The SMS ban has been strongly resisted by India’s mobile phone service companies, which fear a sharp drop in their revenue for the month.
Little clarity is available on the websites that have been blocked, with the numbers involved estimated to number 250.
The Indian government has also demanded action from Pakistan, which it holds responsible for most of the website content that has inflamed mass sentiments and led to the panic.
Pakistan has responded with a request for concrete evidence before it acts against those alleged to have planted the rumours.
Police in Bangalore meanwhile, announced the arrest of four individuals for spreading the rumours that led to ethnic panic. Though most media have refrained from naming them, some reports have indicated that they belong to the Muslim faith.
Early reports suggested that the arrested individuals may have responded emotionally to disturbing images and stories they received over internet and mobile phone, about the suffering of co-religionists in Assam and Burma. No intent or motive to create ethnic panic was suggested in these early reports.
Soon afterwards, there were media reports which hinted at an organised attempt to stir up ethnic strife. Some outlets have suggested the involvement of right-wing Hindu group recent events.
On August 18, a mass email from a right-wing organisation, the Vishwa Hindu Parishad, falsely suggested that Muslim youth in the city of Hyderabad in Andhra Pradesh state in southern India had celebrated Pakistan’s independence day and had raised the flag of the enemy country in a prominent city square. The pictures circulated were authentic, but were actually taken in Hyderabad in the Sindh province of Pakistan.
With authentic information in short supply, the public is forced to choose between different versions on the basis of prior assumptions and prejudices.
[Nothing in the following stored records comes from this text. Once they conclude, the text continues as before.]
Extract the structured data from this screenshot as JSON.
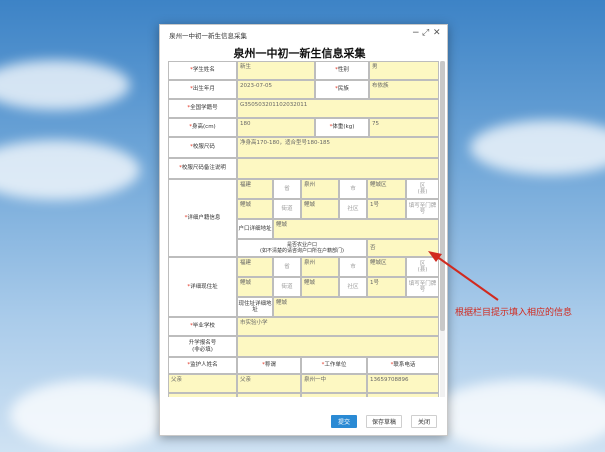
{
  "window": {
    "title": "泉州一中初一新生信息采集"
  },
  "form": {
    "title": "泉州一中初一新生信息采集",
    "labels": {
      "name": "学生姓名",
      "gender": "性别",
      "birth": "出生年月",
      "ethnicity": "民族",
      "student_id": "全国学籍号",
      "height": "身高(cm)",
      "weight": "体重(kg)",
      "uniform_size": "校服尺码",
      "uniform_note": "校服尺码备注说明",
      "huji": "详细户籍信息",
      "huji_detail": "户口详细地址",
      "nongye": "是否农业户口\n(如不清楚的请咨询户口所在户籍部门)",
      "residence": "详细现住址",
      "res_detail": "现住址详细地址",
      "school": "毕业学校",
      "report_no": "升学报名号\n(非必填)",
      "guardian_name": "监护人姓名",
      "relation": "称谓",
      "workplace": "工作单位",
      "phone": "联系电话",
      "province": "省",
      "city": "市",
      "district": "区\n(县)",
      "street": "街道",
      "community": "社区",
      "house_no": "填写至门牌号"
    },
    "values": {
      "name": "新生",
      "gender": "男",
      "birth": "2023-07-05",
      "ethnicity": "布依族",
      "student_id": "G350503201102032011",
      "height": "180",
      "weight": "75",
      "uniform_size": "净身高170-180，适合型号180-185",
      "uniform_note": "",
      "huji_province": "福建",
      "huji_city": "泉州",
      "huji_district": "鲤城区",
      "huji_street": "鲤城",
      "huji_community": "鲤城",
      "huji_house": "1号",
      "huji_detail": "鲤城",
      "nongye": "否",
      "res_province": "福建",
      "res_city": "泉州",
      "res_district": "鲤城区",
      "res_street": "鲤城",
      "res_community": "鲤城",
      "res_house": "1号",
      "res_detail": "鲤城",
      "school": "市实验小学",
      "report_no": "",
      "guardian_name": "父亲",
      "relation": "父亲",
      "workplace": "泉州一中",
      "phone": "13659708896"
    }
  },
  "buttons": {
    "submit": "提交",
    "save_draft": "保存草稿",
    "close": "关闭"
  },
  "annotation": {
    "text": "根据栏目提示填入相应的信息"
  },
  "colors": {
    "input_bg": "#fdf8c2",
    "required": "#e0301e",
    "primary": "#2a8ad4",
    "annotation": "#d12a1f"
  }
}
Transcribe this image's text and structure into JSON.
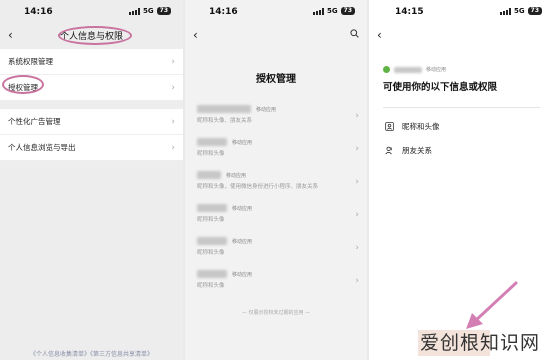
{
  "panel1": {
    "time": "14:16",
    "network": "5G",
    "battery": "73",
    "title": "个人信息与权限",
    "items": [
      {
        "label": "系统权限管理"
      },
      {
        "label": "授权管理"
      },
      {
        "label": "个性化广告管理"
      },
      {
        "label": "个人信息浏览与导出"
      }
    ],
    "footer": "《个人信息收集清单》《第三方信息共享清单》"
  },
  "panel2": {
    "time": "14:16",
    "network": "5G",
    "battery": "73",
    "title": "授权管理",
    "apps": [
      {
        "tag": "移动应用",
        "perms": "昵称和头像、朋友关系"
      },
      {
        "tag": "移动应用",
        "perms": "昵称和头像"
      },
      {
        "tag": "移动应用",
        "perms": "昵称和头像，使用微信身份进行小程序、朋友关系"
      },
      {
        "tag": "移动应用",
        "perms": "昵称和头像"
      },
      {
        "tag": "移动应用",
        "perms": "昵称和头像"
      },
      {
        "tag": "移动应用",
        "perms": "昵称和头像"
      }
    ],
    "bottom_note": "仅展示授权未过期的应用"
  },
  "panel3": {
    "time": "14:15",
    "network": "5G",
    "battery": "73",
    "app_tag": "移动应用",
    "title": "可使用你的以下信息或权限",
    "permissions": [
      {
        "label": "昵称和头像",
        "icon": "person-card-icon"
      },
      {
        "label": "朋友关系",
        "icon": "friends-icon"
      }
    ]
  },
  "watermark": "爱创根知识网",
  "colors": {
    "highlight": "#c9739f",
    "accent_green": "#60b347",
    "arrow": "#d37fb4"
  }
}
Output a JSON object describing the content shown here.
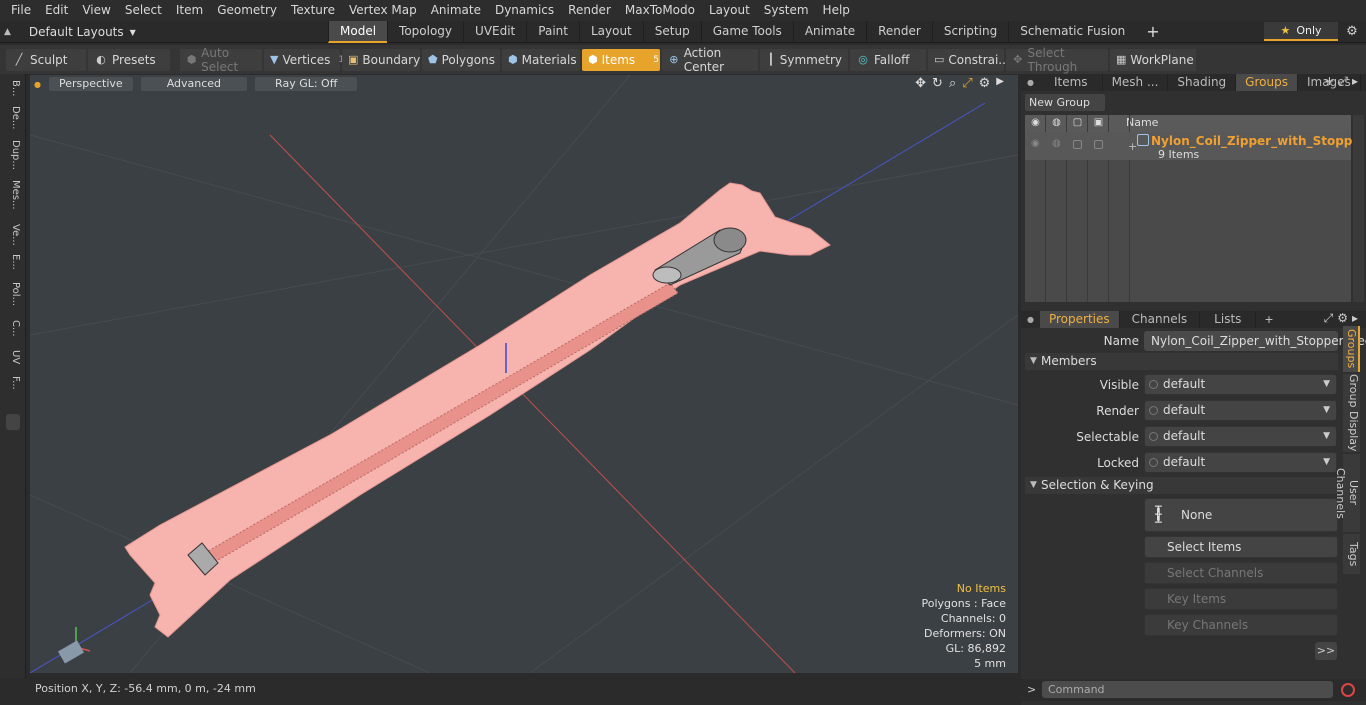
{
  "menu": [
    "File",
    "Edit",
    "View",
    "Select",
    "Item",
    "Geometry",
    "Texture",
    "Vertex Map",
    "Animate",
    "Dynamics",
    "Render",
    "MaxToModo",
    "Layout",
    "System",
    "Help"
  ],
  "layouts": {
    "label": "Default Layouts"
  },
  "mode_tabs": [
    "Model",
    "Topology",
    "UVEdit",
    "Paint",
    "Layout",
    "Setup",
    "Game Tools",
    "Animate",
    "Render",
    "Scripting",
    "Schematic Fusion"
  ],
  "only_label": "Only",
  "toolbar": {
    "sculpt": "Sculpt",
    "presets": "Presets",
    "auto_select": "Auto Select",
    "vertices": "Vertices",
    "vertices_count": "1",
    "boundary": "Boundary",
    "polygons": "Polygons",
    "materials": "Materials",
    "items": "Items",
    "items_count": "5",
    "action_center": "Action Center",
    "symmetry": "Symmetry",
    "falloff": "Falloff",
    "constraints": "Constrai...",
    "select_through": "Select Through",
    "workplane": "WorkPlane"
  },
  "left_strip": [
    "B...",
    "De...",
    "Dup...",
    "Mes...",
    "Ve...",
    "E...",
    "Pol...",
    "C...",
    "UV",
    "F..."
  ],
  "viewport": {
    "view": "Perspective",
    "shading": "Advanced",
    "raygl": "Ray GL: Off",
    "stats": {
      "items": "No Items",
      "polygons": "Polygons : Face",
      "channels": "Channels: 0",
      "deformers": "Deformers: ON",
      "gl": "GL: 86,892",
      "scale": "5 mm"
    }
  },
  "status": {
    "position": "Position X, Y, Z:   -56.4 mm, 0 m, -24 mm"
  },
  "top_tabs": [
    "Items",
    "Mesh ...",
    "Shading",
    "Groups",
    "Images"
  ],
  "groups": {
    "new_group": "New Group",
    "col_name": "Name",
    "row_title": "Nylon_Coil_Zipper_with_Stoppe ...",
    "row_sub": "9 Items"
  },
  "prop_tabs": [
    "Properties",
    "Channels",
    "Lists"
  ],
  "properties": {
    "name_label": "Name",
    "name_value": "Nylon_Coil_Zipper_with_Stopper_Red",
    "members": "Members",
    "visible_label": "Visible",
    "visible_value": "default",
    "render_label": "Render",
    "render_value": "default",
    "selectable_label": "Selectable",
    "selectable_value": "default",
    "locked_label": "Locked",
    "locked_value": "default",
    "selection_keying": "Selection & Keying",
    "none_btn": "None",
    "select_items": "Select Items",
    "select_channels": "Select Channels",
    "key_items": "Key Items",
    "key_channels": "Key Channels",
    "more": ">>"
  },
  "side_tabs": [
    "Groups",
    "Group Display",
    "User Channels",
    "Tags"
  ],
  "command": {
    "placeholder": "Command",
    "prompt": ">"
  },
  "colors": {
    "accent": "#e8a32b",
    "zipper_tape": "#f7b3ae",
    "group_title": "#f0a030"
  }
}
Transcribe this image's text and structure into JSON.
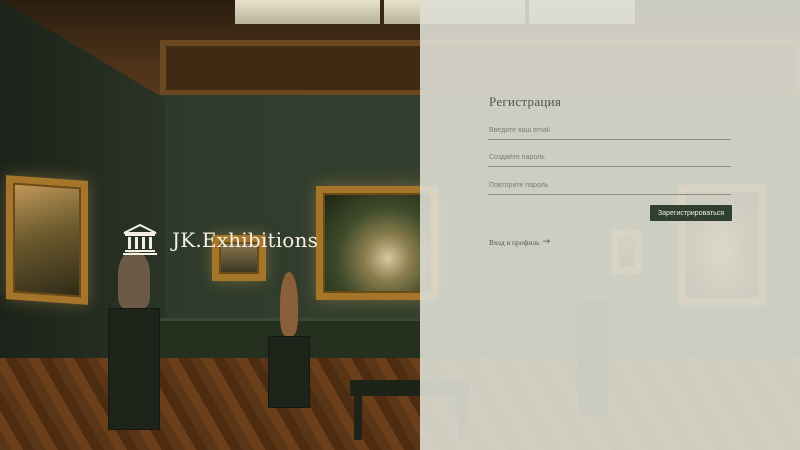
{
  "brand": {
    "name": "JK.Exhibitions",
    "icon": "museum-icon"
  },
  "registration": {
    "title": "Регистрация",
    "email_placeholder": "Введите ваш email",
    "password_placeholder": "Создайте пароль",
    "confirm_placeholder": "Повторите пароль",
    "submit_label": "Зарегистрироваться",
    "login_link_label": "Вход в профиль",
    "login_link_arrow": "→"
  },
  "colors": {
    "accent": "#2f3f30",
    "panel_bg": "#dededa",
    "brand_text": "#f4efe4"
  }
}
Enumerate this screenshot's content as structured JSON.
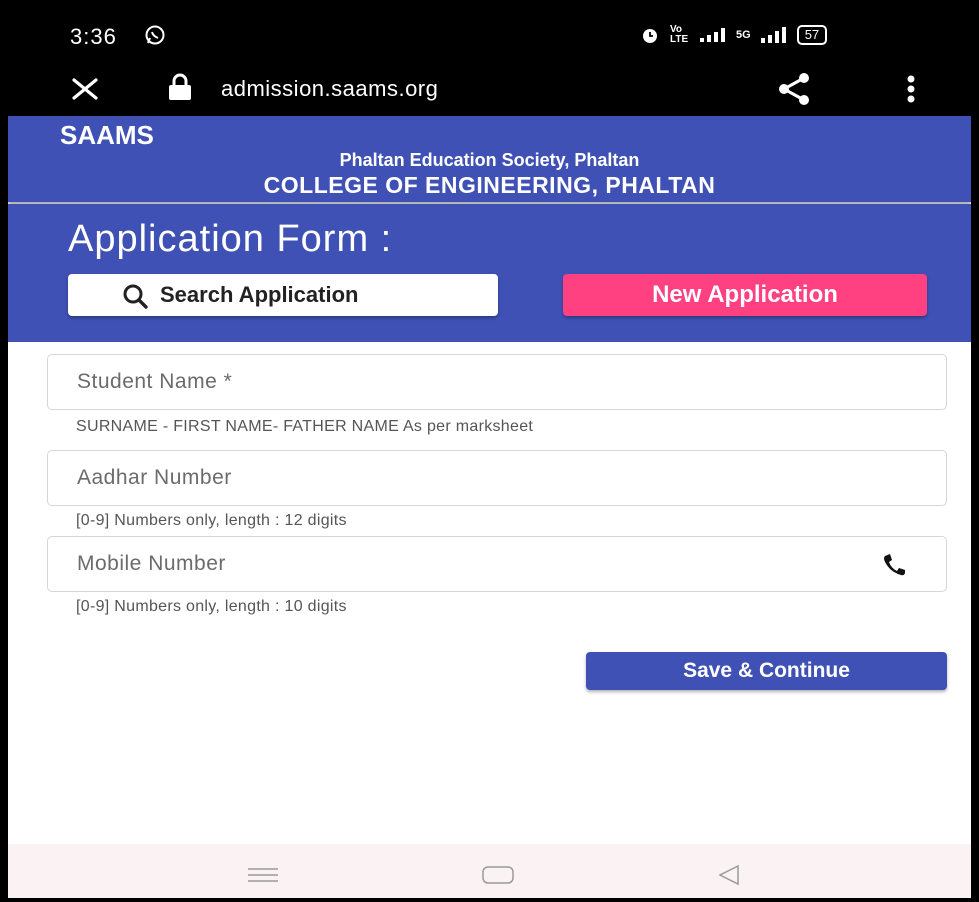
{
  "status_bar": {
    "time": "3:36",
    "network_label": "Vo LTE",
    "signal_5g": "5G",
    "battery": "57"
  },
  "browser": {
    "url": "admission.saams.org"
  },
  "header": {
    "brand": "SAAMS",
    "society": "Phaltan Education Society, Phaltan",
    "college": "COLLEGE OF ENGINEERING, PHALTAN"
  },
  "hero": {
    "title": "Application Form :",
    "search_button": "Search Application",
    "new_button": "New Application"
  },
  "form": {
    "student_name": {
      "placeholder": "Student Name *",
      "hint": "SURNAME - FIRST NAME- FATHER NAME As per marksheet"
    },
    "aadhar": {
      "placeholder": "Aadhar Number",
      "hint": "[0-9] Numbers only, length : 12 digits"
    },
    "mobile": {
      "placeholder": "Mobile Number",
      "hint": "[0-9] Numbers only, length : 10 digits"
    },
    "save_button": "Save & Continue"
  },
  "colors": {
    "primary": "#3f51b5",
    "accent": "#ff4081"
  }
}
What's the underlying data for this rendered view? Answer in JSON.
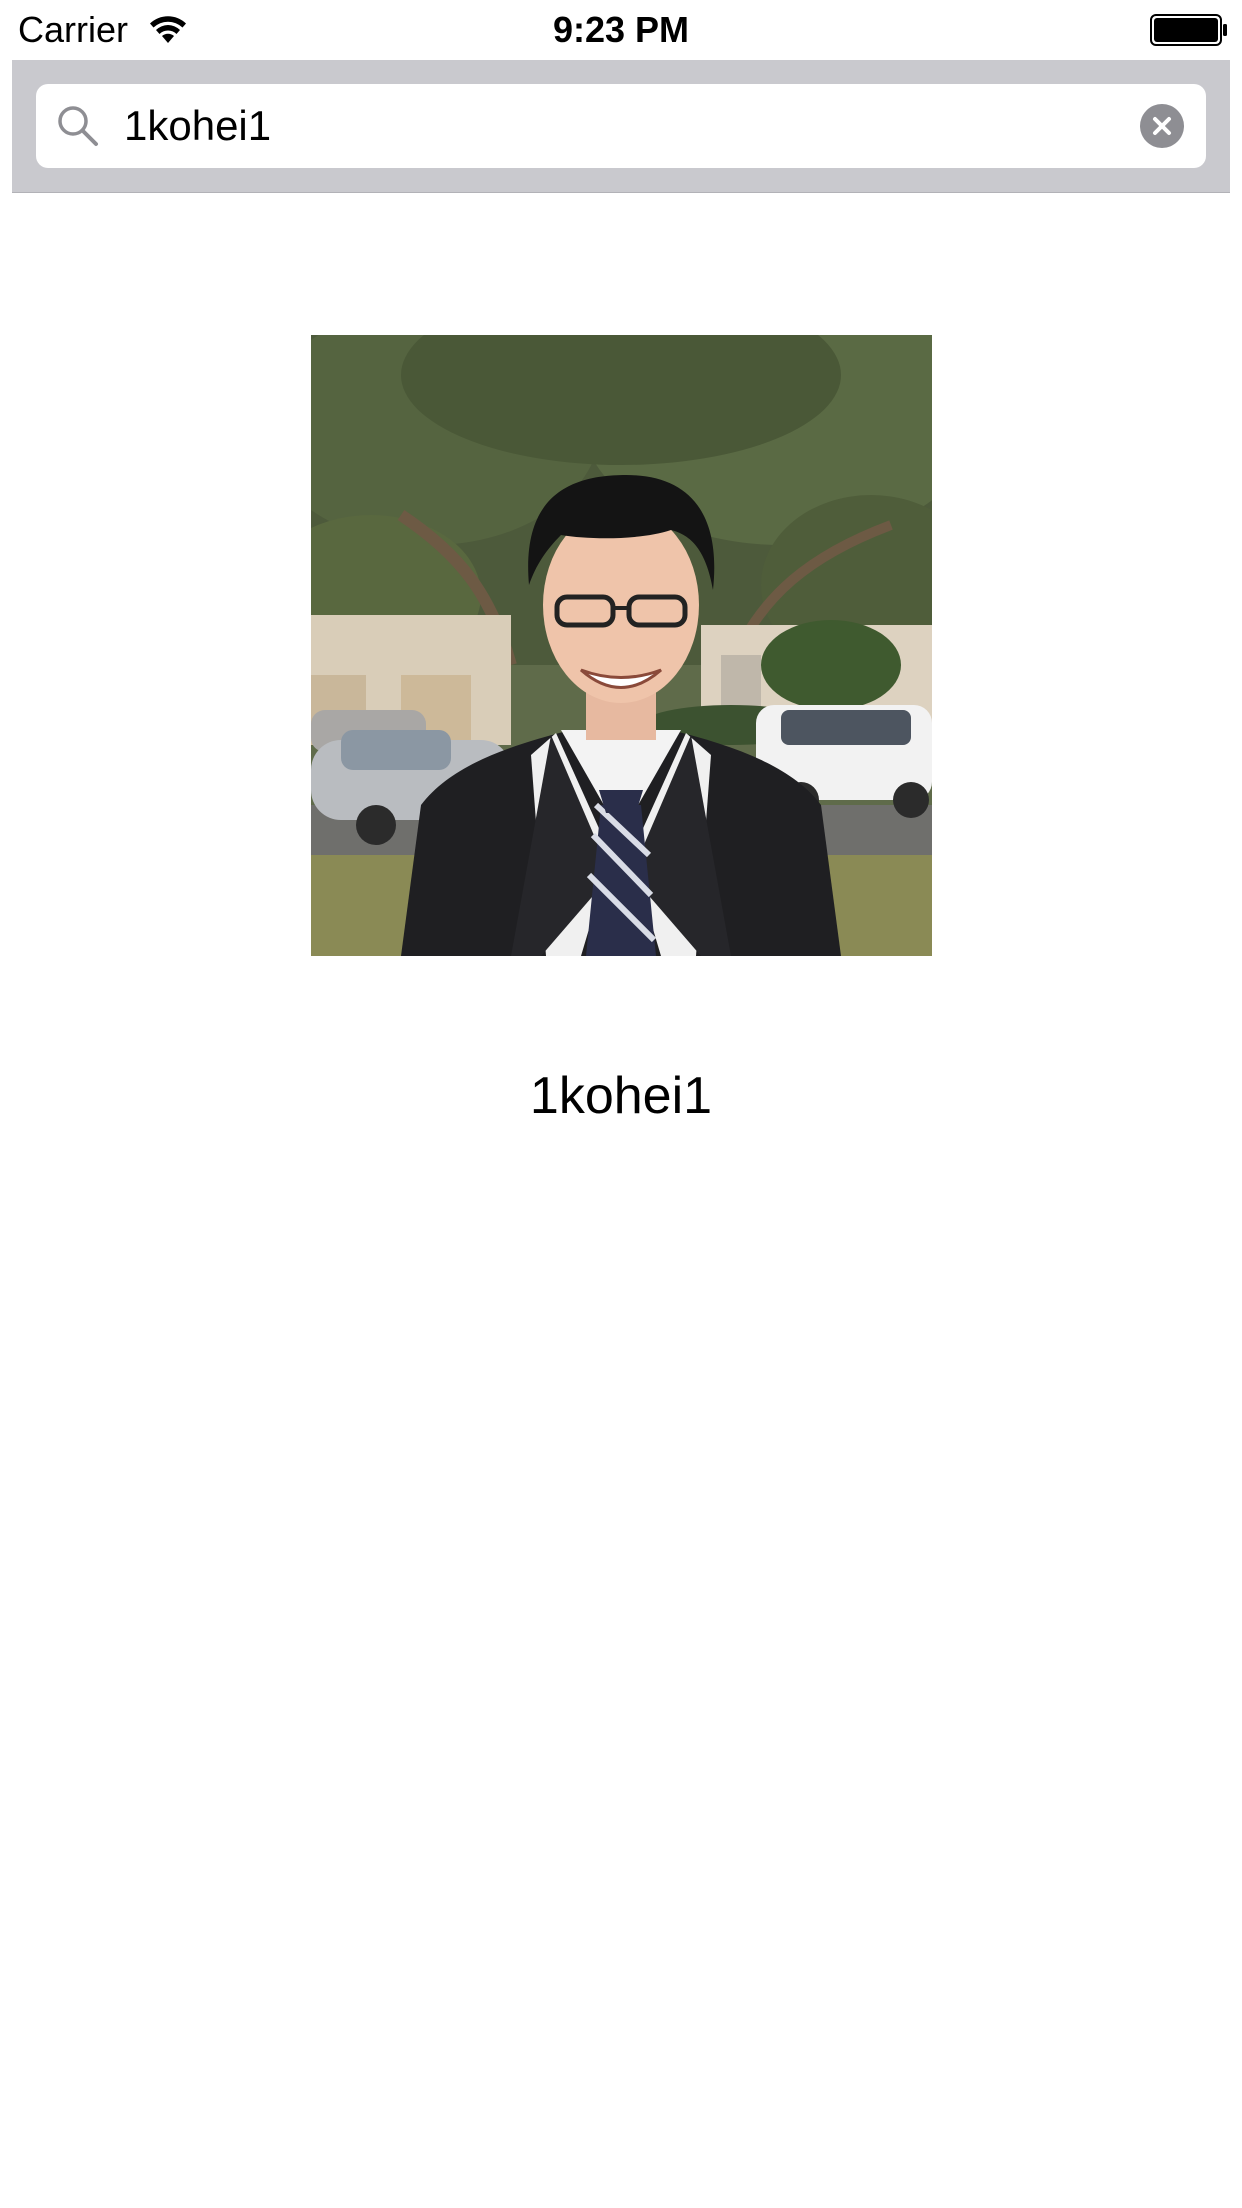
{
  "status_bar": {
    "carrier": "Carrier",
    "time": "9:23 PM"
  },
  "search": {
    "value": "1kohei1"
  },
  "profile": {
    "username": "1kohei1"
  },
  "colors": {
    "search_bar_bg": "#c9c9ce",
    "clear_button": "#8e8e93"
  }
}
The crackdown on means of information transmission in the context, is not seen to serve a useful purpose. Rather, it may only have created even more favourable conditions for rumour and hearsay to flourish.
Sukumar Muralidharan is a journalist working in India, and Programme Manager at the International Federation of Journalists